━━ Data shown ━━

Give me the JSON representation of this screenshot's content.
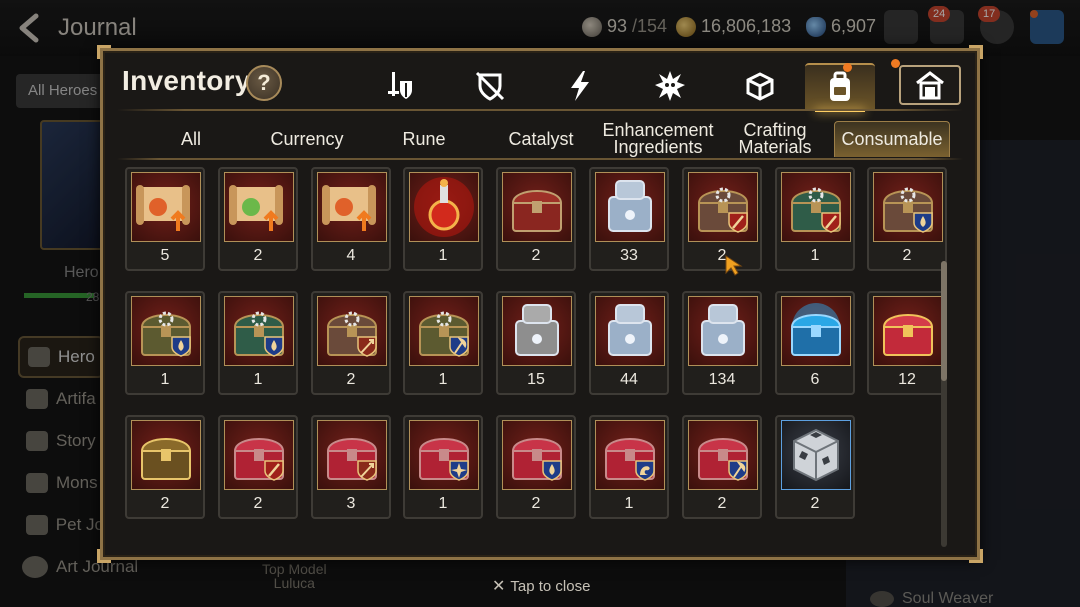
{
  "header": {
    "title": "Journal",
    "stamina": "93",
    "stamina_max": "/154",
    "gold": "16,806,183",
    "skystones": "6,907",
    "mail_badge": "24",
    "chat_badge": "17"
  },
  "sidebar": {
    "all_heroes": "All Heroes",
    "hero_label": "Hero",
    "hero_bar_num": "28",
    "items": [
      {
        "label": "Hero",
        "icon": "hero-icon"
      },
      {
        "label": "Artifa",
        "icon": "artifact-icon"
      },
      {
        "label": "Story",
        "icon": "story-icon"
      },
      {
        "label": "Mons",
        "icon": "monster-icon"
      },
      {
        "label": "Pet Jo",
        "icon": "pet-icon"
      }
    ],
    "art_journal": "Art Journal"
  },
  "background": {
    "top_model_line1": "Top Model",
    "top_model_line2": "Luluca",
    "soul_weaver": "Soul Weaver"
  },
  "modal": {
    "title": "Inventory",
    "help": "?",
    "category_tabs": [
      {
        "icon": "weapon-armor-icon",
        "active": false
      },
      {
        "icon": "crossed-shield-icon",
        "active": false
      },
      {
        "icon": "lightning-icon",
        "active": false
      },
      {
        "icon": "spiky-blob-icon",
        "active": false
      },
      {
        "icon": "cube-icon",
        "active": false
      },
      {
        "icon": "backpack-icon",
        "active": true
      }
    ],
    "storage_icon": "storage-house-icon",
    "sub_tabs": [
      {
        "label": "All"
      },
      {
        "label": "Currency"
      },
      {
        "label": "Rune"
      },
      {
        "label": "Catalyst"
      },
      {
        "label": "Enhancement Ingredients"
      },
      {
        "label": "Crafting Materials"
      },
      {
        "label": "Consumable",
        "active": true
      }
    ],
    "items": [
      {
        "kind": "scroll-orange",
        "count": "5"
      },
      {
        "kind": "scroll-rainbow",
        "count": "2"
      },
      {
        "kind": "scroll-orange",
        "count": "4"
      },
      {
        "kind": "potion",
        "count": "1"
      },
      {
        "kind": "red-chest",
        "count": "2"
      },
      {
        "kind": "silver-box",
        "count": "33"
      },
      {
        "kind": "gear-chest-sword",
        "count": "2"
      },
      {
        "kind": "green-gear-chest-sword",
        "count": "1"
      },
      {
        "kind": "gear-chest-water",
        "count": "2"
      },
      {
        "kind": "olive-gear-chest-water",
        "count": "1"
      },
      {
        "kind": "green-gear-chest-water",
        "count": "1"
      },
      {
        "kind": "gear-chest-arrow",
        "count": "2"
      },
      {
        "kind": "olive-gear-chest-axe",
        "count": "1"
      },
      {
        "kind": "grey-box",
        "count": "15"
      },
      {
        "kind": "silver-box",
        "count": "44"
      },
      {
        "kind": "silver-box",
        "count": "134"
      },
      {
        "kind": "blue-glow-chest",
        "count": "6"
      },
      {
        "kind": "red-gold-chest",
        "count": "12"
      },
      {
        "kind": "golden-chest",
        "count": "2"
      },
      {
        "kind": "red-chest-sword",
        "count": "2"
      },
      {
        "kind": "red-chest-arrow",
        "count": "3"
      },
      {
        "kind": "red-chest-star",
        "count": "1"
      },
      {
        "kind": "red-chest-water",
        "count": "2"
      },
      {
        "kind": "red-chest-arm",
        "count": "1"
      },
      {
        "kind": "red-chest-axe",
        "count": "2"
      },
      {
        "kind": "silver-cube",
        "count": "2"
      }
    ],
    "close_hint": "Tap to close"
  }
}
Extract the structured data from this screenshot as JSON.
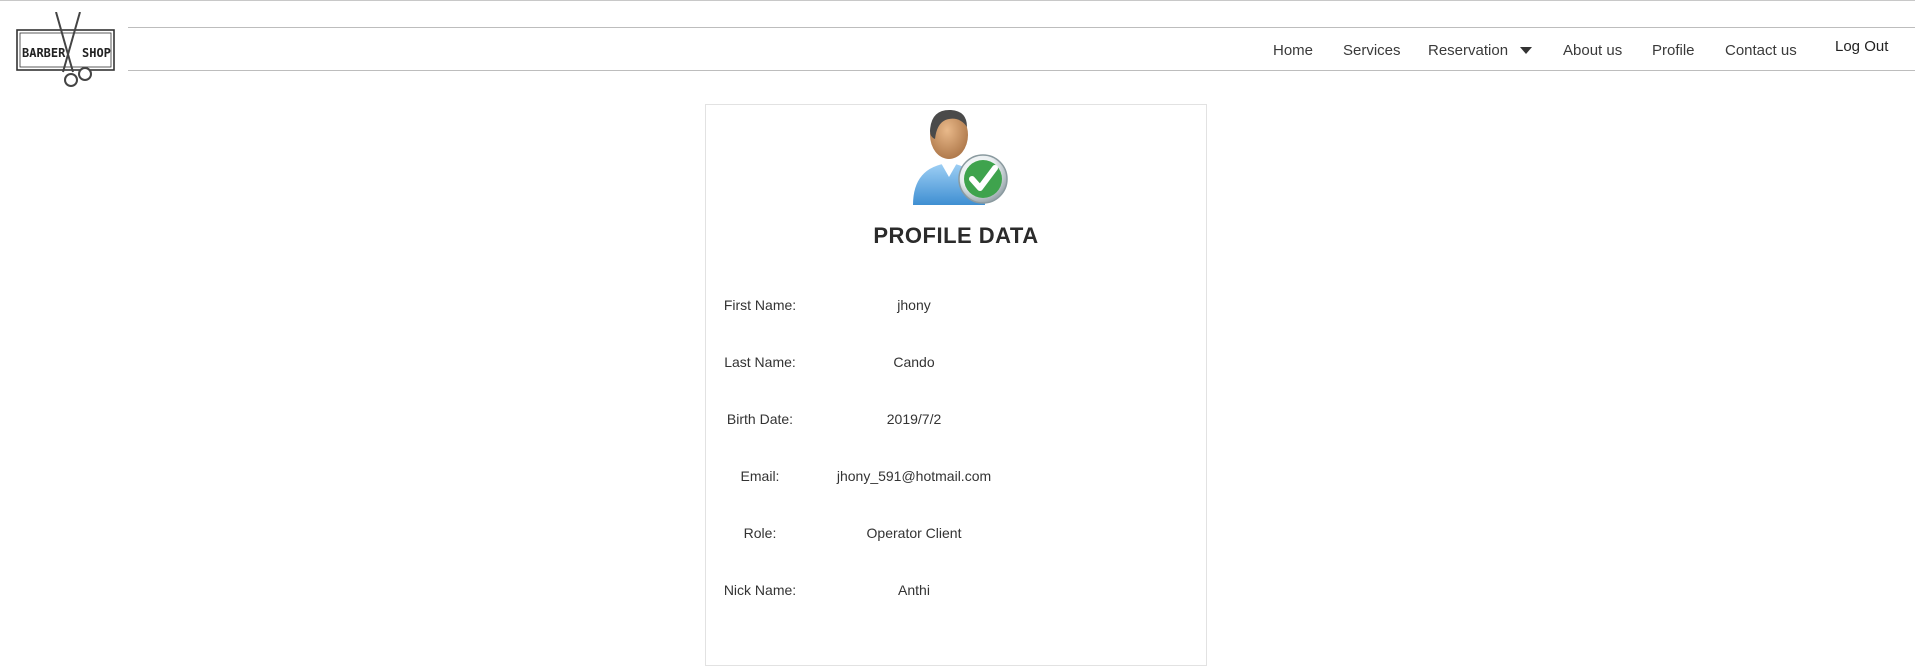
{
  "logo": {
    "left_text": "BARBER",
    "right_text": "SHOP"
  },
  "nav": {
    "items": [
      "Home",
      "Services",
      "Reservation",
      "About us",
      "Profile",
      "Contact us"
    ],
    "logout": "Log Out"
  },
  "profile": {
    "title": "PROFILE DATA",
    "fields": [
      {
        "label": "First Name:",
        "value": "jhony"
      },
      {
        "label": "Last Name:",
        "value": "Cando"
      },
      {
        "label": "Birth Date:",
        "value": "2019/7/2"
      },
      {
        "label": "Email:",
        "value": "jhony_591@hotmail.com"
      },
      {
        "label": "Role:",
        "value": "Operator Client"
      },
      {
        "label": "Nick Name:",
        "value": "Anthi"
      }
    ]
  }
}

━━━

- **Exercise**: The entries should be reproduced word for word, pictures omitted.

- **Response for this exercise**:
Give me the JSON representation of this screenshot's content.
{
  "header": {
    "title": "Journal",
    "stamina": "93",
    "stamina_max": "/154",
    "gold": "16,806,183",
    "skystones": "6,907",
    "mail_badge": "24",
    "chat_badge": "17"
  },
  "sidebar": {
    "all_heroes": "All Heroes",
    "hero_label": "Hero",
    "hero_bar_num": "28",
    "items": [
      {
        "label": "Hero",
        "icon": "hero-icon"
      },
      {
        "label": "Artifa",
        "icon": "artifact-icon"
      },
      {
        "label": "Story",
        "icon": "story-icon"
      },
      {
        "label": "Mons",
        "icon": "monster-icon"
      },
      {
        "label": "Pet Jo",
        "icon": "pet-icon"
      }
    ],
    "art_journal": "Art Journal"
  },
  "background": {
    "top_model_line1": "Top Model",
    "top_model_line2": "Luluca",
    "soul_weaver": "Soul Weaver"
  },
  "modal": {
    "title": "Inventory",
    "help": "?",
    "category_tabs": [
      {
        "icon": "weapon-armor-icon",
        "active": false
      },
      {
        "icon": "crossed-shield-icon",
        "active": false
      },
      {
        "icon": "lightning-icon",
        "active": false
      },
      {
        "icon": "spiky-blob-icon",
        "active": false
      },
      {
        "icon": "cube-icon",
        "active": false
      },
      {
        "icon": "backpack-icon",
        "active": true
      }
    ],
    "storage_icon": "storage-house-icon",
    "sub_tabs": [
      {
        "label": "All"
      },
      {
        "label": "Currency"
      },
      {
        "label": "Rune"
      },
      {
        "label": "Catalyst"
      },
      {
        "label": "Enhancement Ingredients"
      },
      {
        "label": "Crafting Materials"
      },
      {
        "label": "Consumable",
        "active": true
      }
    ],
    "items": [
      {
        "kind": "scroll-orange",
        "count": "5"
      },
      {
        "kind": "scroll-rainbow",
        "count": "2"
      },
      {
        "kind": "scroll-orange",
        "count": "4"
      },
      {
        "kind": "potion",
        "count": "1"
      },
      {
        "kind": "red-chest",
        "count": "2"
      },
      {
        "kind": "silver-box",
        "count": "33"
      },
      {
        "kind": "gear-chest-sword",
        "count": "2"
      },
      {
        "kind": "green-gear-chest-sword",
        "count": "1"
      },
      {
        "kind": "gear-chest-water",
        "count": "2"
      },
      {
        "kind": "olive-gear-chest-water",
        "count": "1"
      },
      {
        "kind": "green-gear-chest-water",
        "count": "1"
      },
      {
        "kind": "gear-chest-arrow",
        "count": "2"
      },
      {
        "kind": "olive-gear-chest-axe",
        "count": "1"
      },
      {
        "kind": "grey-box",
        "count": "15"
      },
      {
        "kind": "silver-box",
        "count": "44"
      },
      {
        "kind": "silver-box",
        "count": "134"
      },
      {
        "kind": "blue-glow-chest",
        "count": "6"
      },
      {
        "kind": "red-gold-chest",
        "count": "12"
      },
      {
        "kind": "golden-chest",
        "count": "2"
      },
      {
        "kind": "red-chest-sword",
        "count": "2"
      },
      {
        "kind": "red-chest-arrow",
        "count": "3"
      },
      {
        "kind": "red-chest-star",
        "count": "1"
      },
      {
        "kind": "red-chest-water",
        "count": "2"
      },
      {
        "kind": "red-chest-arm",
        "count": "1"
      },
      {
        "kind": "red-chest-axe",
        "count": "2"
      },
      {
        "kind": "silver-cube",
        "count": "2"
      }
    ],
    "close_hint": "Tap to close"
  }
}
Extract the structured data from this screenshot as JSON.
{
  "logo": {
    "left_text": "BARBER",
    "right_text": "SHOP"
  },
  "nav": {
    "items": [
      "Home",
      "Services",
      "Reservation",
      "About us",
      "Profile",
      "Contact us"
    ],
    "logout": "Log Out"
  },
  "profile": {
    "title": "PROFILE DATA",
    "fields": [
      {
        "label": "First Name:",
        "value": "jhony"
      },
      {
        "label": "Last Name:",
        "value": "Cando"
      },
      {
        "label": "Birth Date:",
        "value": "2019/7/2"
      },
      {
        "label": "Email:",
        "value": "jhony_591@hotmail.com"
      },
      {
        "label": "Role:",
        "value": "Operator Client"
      },
      {
        "label": "Nick Name:",
        "value": "Anthi"
      }
    ]
  }
}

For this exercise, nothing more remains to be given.